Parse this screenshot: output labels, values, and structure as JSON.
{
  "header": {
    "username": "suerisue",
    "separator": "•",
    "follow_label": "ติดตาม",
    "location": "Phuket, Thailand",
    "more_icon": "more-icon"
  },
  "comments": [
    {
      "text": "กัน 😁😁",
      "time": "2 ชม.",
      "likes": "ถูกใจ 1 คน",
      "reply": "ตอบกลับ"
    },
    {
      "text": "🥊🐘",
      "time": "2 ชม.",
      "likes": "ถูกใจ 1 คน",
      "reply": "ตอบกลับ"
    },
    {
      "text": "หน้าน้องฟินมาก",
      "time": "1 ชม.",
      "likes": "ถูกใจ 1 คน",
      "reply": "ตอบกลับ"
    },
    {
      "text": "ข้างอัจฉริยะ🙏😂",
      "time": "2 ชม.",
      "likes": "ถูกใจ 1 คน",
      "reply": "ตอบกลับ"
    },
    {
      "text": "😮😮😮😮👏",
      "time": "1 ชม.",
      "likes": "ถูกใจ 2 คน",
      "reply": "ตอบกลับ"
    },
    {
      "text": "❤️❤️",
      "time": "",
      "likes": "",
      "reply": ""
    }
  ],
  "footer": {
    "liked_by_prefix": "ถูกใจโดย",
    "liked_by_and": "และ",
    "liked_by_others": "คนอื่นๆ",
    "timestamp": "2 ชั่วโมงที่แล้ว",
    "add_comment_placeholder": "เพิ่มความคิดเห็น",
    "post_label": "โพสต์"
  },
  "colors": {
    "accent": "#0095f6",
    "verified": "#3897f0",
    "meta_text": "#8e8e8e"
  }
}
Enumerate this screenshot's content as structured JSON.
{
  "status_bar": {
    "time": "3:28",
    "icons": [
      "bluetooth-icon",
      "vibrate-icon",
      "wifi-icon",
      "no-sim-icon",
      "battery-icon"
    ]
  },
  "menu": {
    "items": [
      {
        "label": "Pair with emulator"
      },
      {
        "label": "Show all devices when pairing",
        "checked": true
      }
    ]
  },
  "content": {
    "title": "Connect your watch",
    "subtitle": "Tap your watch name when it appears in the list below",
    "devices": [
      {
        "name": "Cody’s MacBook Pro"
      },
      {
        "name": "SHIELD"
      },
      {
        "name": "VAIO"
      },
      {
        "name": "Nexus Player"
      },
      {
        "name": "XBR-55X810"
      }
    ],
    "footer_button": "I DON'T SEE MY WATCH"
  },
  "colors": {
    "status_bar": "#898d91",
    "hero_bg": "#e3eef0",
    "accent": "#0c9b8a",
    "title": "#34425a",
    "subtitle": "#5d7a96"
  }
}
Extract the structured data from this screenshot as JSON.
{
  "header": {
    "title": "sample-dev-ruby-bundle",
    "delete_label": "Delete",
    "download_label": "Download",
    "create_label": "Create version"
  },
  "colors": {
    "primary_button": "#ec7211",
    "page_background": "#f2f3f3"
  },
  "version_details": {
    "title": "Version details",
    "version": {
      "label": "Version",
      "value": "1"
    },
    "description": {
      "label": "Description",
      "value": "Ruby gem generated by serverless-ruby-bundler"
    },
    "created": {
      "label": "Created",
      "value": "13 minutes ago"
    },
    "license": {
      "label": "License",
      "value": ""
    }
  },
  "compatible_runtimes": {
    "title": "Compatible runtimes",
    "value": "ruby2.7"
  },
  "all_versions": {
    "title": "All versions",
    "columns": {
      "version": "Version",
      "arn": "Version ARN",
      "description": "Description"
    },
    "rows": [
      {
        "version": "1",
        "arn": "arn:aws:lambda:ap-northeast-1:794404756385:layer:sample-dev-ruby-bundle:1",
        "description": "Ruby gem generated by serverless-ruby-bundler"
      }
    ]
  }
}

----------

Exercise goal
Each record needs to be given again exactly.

Output
Parse this screenshot: output labels, values, and structure as JSON.
{
  "header": {
    "username": "suerisue",
    "separator": "•",
    "follow_label": "ติดตาม",
    "location": "Phuket, Thailand",
    "more_icon": "more-icon"
  },
  "comments": [
    {
      "text": "กัน 😁😁",
      "time": "2 ชม.",
      "likes": "ถูกใจ 1 คน",
      "reply": "ตอบกลับ"
    },
    {
      "text": "🥊🐘",
      "time": "2 ชม.",
      "likes": "ถูกใจ 1 คน",
      "reply": "ตอบกลับ"
    },
    {
      "text": "หน้าน้องฟินมาก",
      "time": "1 ชม.",
      "likes": "ถูกใจ 1 คน",
      "reply": "ตอบกลับ"
    },
    {
      "text": "ข้างอัจฉริยะ🙏😂",
      "time": "2 ชม.",
      "likes": "ถูกใจ 1 คน",
      "reply": "ตอบกลับ"
    },
    {
      "text": "😮😮😮😮👏",
      "time": "1 ชม.",
      "likes": "ถูกใจ 2 คน",
      "reply": "ตอบกลับ"
    },
    {
      "text": "❤️❤️",
      "time": "",
      "likes": "",
      "reply": ""
    }
  ],
  "footer": {
    "liked_by_prefix": "ถูกใจโดย",
    "liked_by_and": "และ",
    "liked_by_others": "คนอื่นๆ",
    "timestamp": "2 ชั่วโมงที่แล้ว",
    "add_comment_placeholder": "เพิ่มความคิดเห็น",
    "post_label": "โพสต์"
  },
  "colors": {
    "accent": "#0095f6",
    "verified": "#3897f0",
    "meta_text": "#8e8e8e"
  }
}
Enumerate this screenshot's content as structured JSON.
{
  "status_bar": {
    "time": "3:28",
    "icons": [
      "bluetooth-icon",
      "vibrate-icon",
      "wifi-icon",
      "no-sim-icon",
      "battery-icon"
    ]
  },
  "menu": {
    "items": [
      {
        "label": "Pair with emulator"
      },
      {
        "label": "Show all devices when pairing",
        "checked": true
      }
    ]
  },
  "content": {
    "title": "Connect your watch",
    "subtitle": "Tap your watch name when it appears in the list below",
    "devices": [
      {
        "name": "Cody’s MacBook Pro"
      },
      {
        "name": "SHIELD"
      },
      {
        "name": "VAIO"
      },
      {
        "name": "Nexus Player"
      },
      {
        "name": "XBR-55X810"
      }
    ],
    "footer_button": "I DON'T SEE MY WATCH"
  },
  "colors": {
    "status_bar": "#898d91",
    "hero_bg": "#e3eef0",
    "accent": "#0c9b8a",
    "title": "#34425a",
    "subtitle": "#5d7a96"
  }
}
Extract the structured data from this screenshot as JSON.
{
  "header": {
    "title": "sample-dev-ruby-bundle",
    "delete_label": "Delete",
    "download_label": "Download",
    "create_label": "Create version"
  },
  "colors": {
    "primary_button": "#ec7211",
    "page_background": "#f2f3f3"
  },
  "version_details": {
    "title": "Version details",
    "version": {
      "label": "Version",
      "value": "1"
    },
    "description": {
      "label": "Description",
      "value": "Ruby gem generated by serverless-ruby-bundler"
    },
    "created": {
      "label": "Created",
      "value": "13 minutes ago"
    },
    "license": {
      "label": "License",
      "value": ""
    }
  },
  "compatible_runtimes": {
    "title": "Compatible runtimes",
    "value": "ruby2.7"
  },
  "all_versions": {
    "title": "All versions",
    "columns": {
      "version": "Version",
      "arn": "Version ARN",
      "description": "Description"
    },
    "rows": [
      {
        "version": "1",
        "arn": "arn:aws:lambda:ap-northeast-1:794404756385:layer:sample-dev-ruby-bundle:1",
        "description": "Ruby gem generated by serverless-ruby-bundler"
      }
    ]
  }
}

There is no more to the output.